And as if the corporate attitude of pursuit of short-term profit, damn the long-term consequences, weren’t threatening enough, Byron identified another political and social force in today’s U.S. that’s even more dangerous for our long-term survival: Christian fundamentalism, particularly the movement within it known as “dispensationalism.” Based on a reading of the New Testament, particularly its final book — the Revelation of St. John the Divine — that was first articulated towards the end of the 19th century, dispensationalism holds that the prophecies of Revelation are being fulfilled in our own time. Dispensationalists look towards the battle of Armageddon, the final struggle between heaven and hell, to take place in the modern Middle East, to be followed by the “Rapture,” in which the faithful, as Byron put it, “get to be beamed up, like on Star Trek, just before the world collapses.”

Byron said that the dispensationalists within the radical Christian Right are skewing political decision-makers to regard rationally dangerous policies as desirable because they will supposedly hasten the fulfillment of Revelation’s prophecies. “Since the timetable to the Rapture is set up by catastrophic war in the Middle East, if you’re a dispensationalist you’ll want there to be catastrophic war in the Middle East,” he said. “You’ll want the U.S. not only to invade Iraq but also Iran, and conquer that part of the world which has at least one-eighth of all its known energy resources. Tens of millions of Americans now believe that we have to fight in the Middle East. They think they’re doing God’s work, but they’re actually doing Exxon-Mobil’s and Shell’s.”

What is to be done? According to Byron — who admitted his current book is light on proposed solutions, and is writing another one that will focus more on the ways out of the four-sided crisis he describes — “what’s needed is a broad-based movement” of people organizing and campaigning, mostly outside the existing political system but also within it, to demand positive change. Byron said that until 2006 he was active within the Democratic party — he even ran for U.S. Congress against Darrell Issa in 2004 — but he’s since dropped out of party politics because, “While the parties at the local level are filled with idealistic people, the higher you get the less eager people are to do anything that challenges the status quo.”
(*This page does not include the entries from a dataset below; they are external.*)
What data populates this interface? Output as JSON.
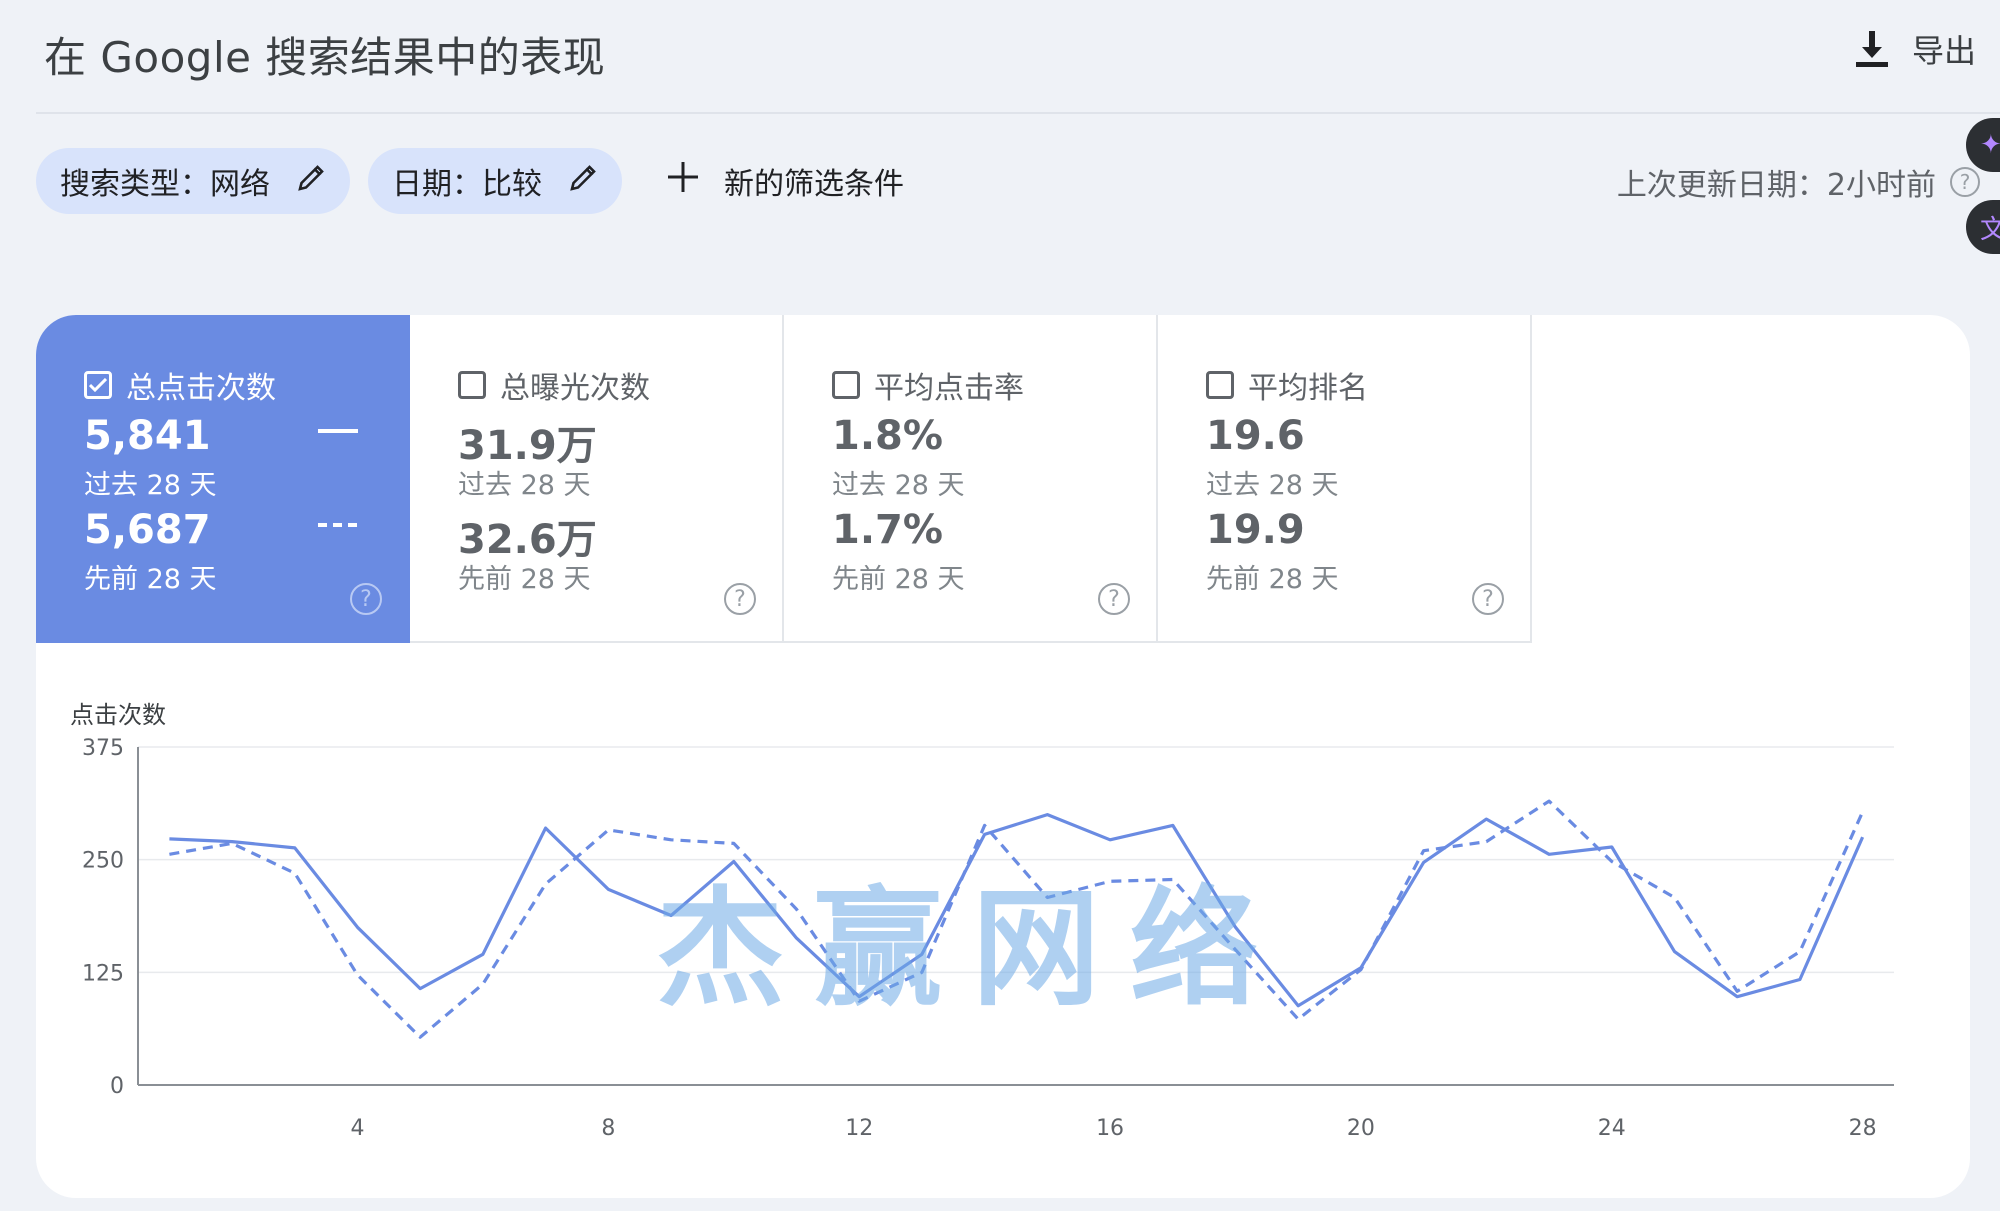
{
  "header": {
    "title": "在 Google 搜索结果中的表现",
    "export_label": "导出",
    "export_icon": "download-icon"
  },
  "filters": {
    "search_type_label": "搜索类型：网络",
    "date_label": "日期：比较",
    "add_filter_label": "新的筛选条件",
    "last_update_label": "上次更新日期：2小时前"
  },
  "metrics": [
    {
      "label": "总点击次数",
      "current": "5,841",
      "current_period": "过去 28 天",
      "previous": "5,687",
      "previous_period": "先前 28 天",
      "checked": true
    },
    {
      "label": "总曝光次数",
      "current": "31.9万",
      "current_period": "过去 28 天",
      "previous": "32.6万",
      "previous_period": "先前 28 天",
      "checked": false
    },
    {
      "label": "平均点击率",
      "current": "1.8%",
      "current_period": "过去 28 天",
      "previous": "1.7%",
      "previous_period": "先前 28 天",
      "checked": false
    },
    {
      "label": "平均排名",
      "current": "19.6",
      "current_period": "过去 28 天",
      "previous": "19.9",
      "previous_period": "先前 28 天",
      "checked": false
    }
  ],
  "watermark": "杰赢网络",
  "colors": {
    "accent": "#6a8be2",
    "line": "#6a8be2",
    "background": "#eff2f7"
  },
  "chart_data": {
    "type": "line",
    "ylabel": "点击次数",
    "ylim": [
      0,
      375
    ],
    "yticks": [
      0,
      125,
      250,
      375
    ],
    "xticks": [
      4,
      8,
      12,
      16,
      20,
      24,
      28
    ],
    "x": [
      1,
      2,
      3,
      4,
      5,
      6,
      7,
      8,
      9,
      10,
      11,
      12,
      13,
      14,
      15,
      16,
      17,
      18,
      19,
      20,
      21,
      22,
      23,
      24,
      25,
      26,
      27,
      28
    ],
    "series": [
      {
        "style": "solid",
        "values": [
          273,
          270,
          263,
          175,
          107,
          145,
          285,
          217,
          188,
          248,
          163,
          98,
          145,
          278,
          300,
          272,
          288,
          175,
          88,
          130,
          247,
          295,
          256,
          264,
          148,
          98,
          117,
          275
        ]
      },
      {
        "style": "dashed",
        "values": [
          256,
          268,
          235,
          122,
          53,
          112,
          223,
          283,
          272,
          268,
          195,
          93,
          125,
          288,
          208,
          226,
          228,
          150,
          73,
          128,
          260,
          270,
          315,
          248,
          208,
          104,
          148,
          303
        ]
      }
    ]
  }
}
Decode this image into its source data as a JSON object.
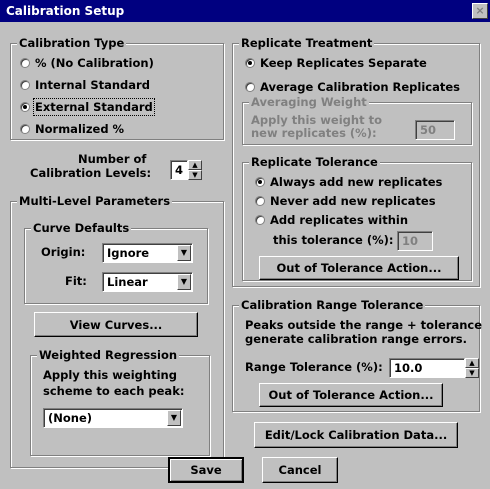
{
  "window": {
    "title": "Calibration Setup",
    "close_glyph": "×"
  },
  "calibration_type": {
    "legend": "Calibration Type",
    "options": [
      "% (No Calibration)",
      "Internal Standard",
      "External Standard",
      "Normalized %"
    ],
    "selected": "External Standard"
  },
  "levels": {
    "label_line1": "Number of",
    "label_line2": "Calibration Levels:",
    "value": "4"
  },
  "multi_level": {
    "legend": "Multi-Level Parameters",
    "curve_defaults": {
      "legend": "Curve Defaults",
      "origin_label": "Origin:",
      "origin_value": "Ignore",
      "fit_label": "Fit:",
      "fit_value": "Linear"
    },
    "view_curves_button": "View Curves...",
    "weighted": {
      "legend": "Weighted Regression",
      "desc_line1": "Apply this weighting",
      "desc_line2": "scheme to each peak:",
      "value": "(None)"
    }
  },
  "replicate_treatment": {
    "legend": "Replicate Treatment",
    "keep_separate": "Keep Replicates Separate",
    "average": "Average Calibration Replicates",
    "selected": "Keep Replicates Separate",
    "averaging_weight": {
      "legend": "Averaging Weight",
      "desc_line1": "Apply this weight to",
      "desc_line2": "new replicates (%):",
      "value": "50"
    },
    "replicate_tolerance": {
      "legend": "Replicate Tolerance",
      "options": [
        "Always add new replicates",
        "Never add new replicates",
        "Add replicates within"
      ],
      "selected": "Always add new replicates",
      "tolerance_label": "this tolerance (%):",
      "tolerance_value": "10",
      "action_button": "Out of Tolerance Action..."
    }
  },
  "range_tolerance": {
    "legend": "Calibration Range Tolerance",
    "desc_line1": "Peaks outside the range + tolerance",
    "desc_line2": "generate calibration range errors.",
    "label": "Range Tolerance (%):",
    "value": "10.0",
    "action_button": "Out of Tolerance Action..."
  },
  "edit_lock_button": "Edit/Lock Calibration Data...",
  "save_button": "Save",
  "cancel_button": "Cancel"
}
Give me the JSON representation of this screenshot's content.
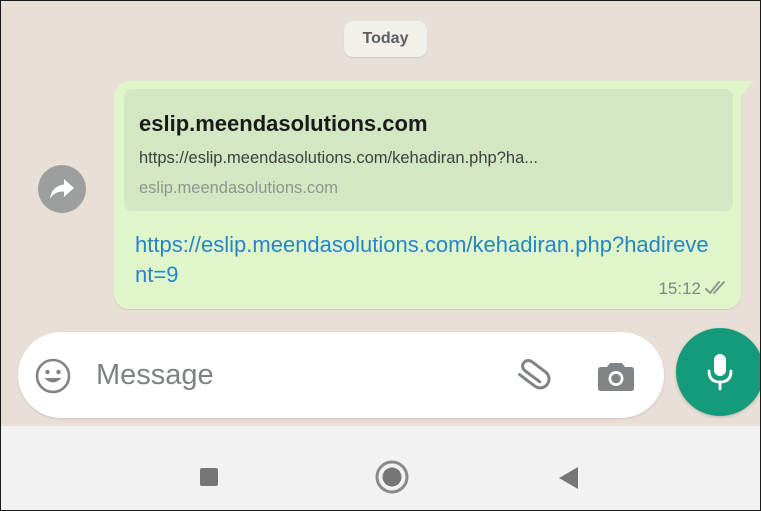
{
  "chat": {
    "date_label": "Today",
    "message": {
      "preview": {
        "title": "eslip.meendasolutions.com",
        "url": "https://eslip.meendasolutions.com/kehadiran.php?ha...",
        "domain": "eslip.meendasolutions.com"
      },
      "link_text": "https://eslip.meendasolutions.com/kehadiran.php?hadirevent=9",
      "time": "15:12",
      "status_icon": "double-check-icon"
    },
    "forward_icon": "forward-arrow-icon"
  },
  "composer": {
    "placeholder": "Message",
    "emoji_icon": "emoji-icon",
    "attach_icon": "paperclip-icon",
    "camera_icon": "camera-icon",
    "mic_icon": "microphone-icon"
  },
  "nav": {
    "recents_icon": "recents-square-icon",
    "home_icon": "home-circle-icon",
    "back_icon": "back-triangle-icon"
  },
  "colors": {
    "chat_background": "#e8e0d6",
    "outgoing_bubble": "#e1f5cb",
    "link_blue": "#2785c7",
    "accent_green": "#159a7c"
  }
}
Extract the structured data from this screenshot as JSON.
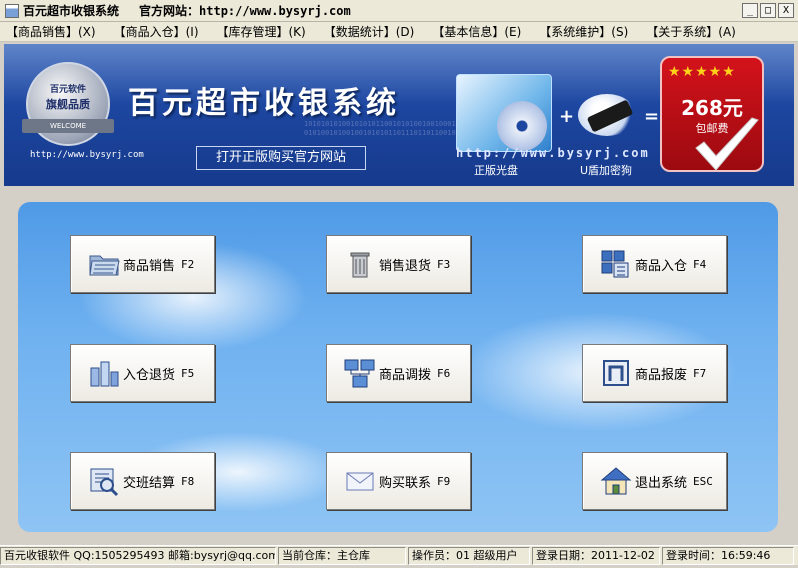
{
  "window": {
    "title": "百元超市收银系统",
    "site_label": "官方网站：http://www.bysyrj.com",
    "controls": {
      "minimize": "_",
      "maximize": "□",
      "close": "X"
    }
  },
  "menu": [
    {
      "label": "【商品销售】(X)"
    },
    {
      "label": "【商品入仓】(I)"
    },
    {
      "label": "【库存管理】(K)"
    },
    {
      "label": "【数据统计】(D)"
    },
    {
      "label": "【基本信息】(E)"
    },
    {
      "label": "【系统维护】(S)"
    },
    {
      "label": "【关于系统】(A)"
    }
  ],
  "banner": {
    "badge_line1": "百元软件",
    "badge_line2": "旗舰品质",
    "badge_ribbon": "WELCOME",
    "url": "http://www.bysyrj.com",
    "title": "百元超市收银系统",
    "binary_line1": "10101010100101010110010101001001000111001010110010",
    "binary_line2": "0101001010010010101011011101101100101101001",
    "buy_link": "打开正版购买官方网站",
    "site_text": "http://www.bysyrj.com",
    "caption_cd": "正版光盘",
    "caption_usb": "U盾加密狗",
    "stars": "★★★★★",
    "price": "268元",
    "shipping": "包邮费",
    "plus": "+",
    "equals": "="
  },
  "functions": [
    {
      "label": "商品销售",
      "key": "F2",
      "icon": "folder-icon"
    },
    {
      "label": "销售退货",
      "key": "F3",
      "icon": "trash-icon"
    },
    {
      "label": "商品入仓",
      "key": "F4",
      "icon": "warehouse-icon"
    },
    {
      "label": "入仓退货",
      "key": "F5",
      "icon": "return-icon"
    },
    {
      "label": "商品调拨",
      "key": "F6",
      "icon": "network-icon"
    },
    {
      "label": "商品报废",
      "key": "F7",
      "icon": "scrap-icon"
    },
    {
      "label": "交班结算",
      "key": "F8",
      "icon": "settle-icon"
    },
    {
      "label": "购买联系",
      "key": "F9",
      "icon": "mail-icon"
    },
    {
      "label": "退出系统",
      "key": "ESC",
      "icon": "home-icon"
    }
  ],
  "status": {
    "company": "百元收银软件 QQ:1505295493 邮箱:bysyrj@qq.com",
    "warehouse": "当前仓库：主仓库",
    "operator": "操作员：01 超级用户",
    "login_date": "登录日期：2011-12-02",
    "login_time": "登录时间：16:59:46"
  },
  "colors": {
    "banner_blue": "#1d46a0",
    "panel_blue": "#6fb1f0",
    "price_red": "#d4121b",
    "chrome": "#ece9d8"
  }
}
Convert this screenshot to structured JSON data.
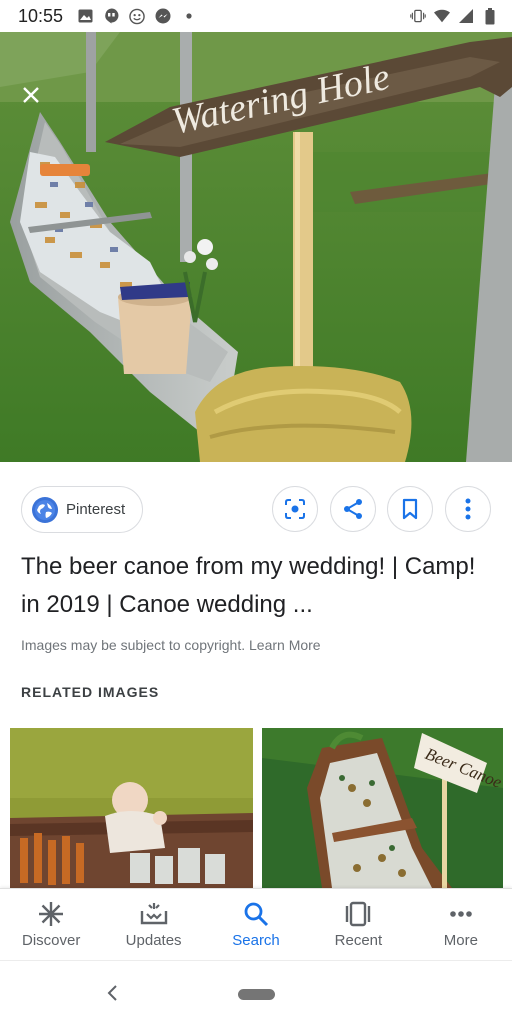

For a number of reasons — the most important being that both Republican and Democratic parties are dependent for their survival on money from corporations or their stockholders and executives — “the political parties are incapable of bringing about change,” Byron said. He cited the African-American civil rights movement of the 1960’s — a movement “from outside and inside the parties, that would accept nothing less than that we do what we need to do” — as the model for the kind of activism we need. Byron also said that we have to be willing to put our own money where our mouths are; he said that he personally spent $10,000 on solar panels for his home. Joking that this expenditure “probably horrified my wife” (who was at his San Diego library presentation with him), he said, “I needed to put my research into action.”

A good part of Byron’s prescription is for Americans to move away from the incredible consumerism and acquisitiveness we’ve been encouraged in by a multi-billion dollar advertising industry. “As long as we keep wanting more wealth and more stuff, we aren’t going to change until it’s too late,” he said.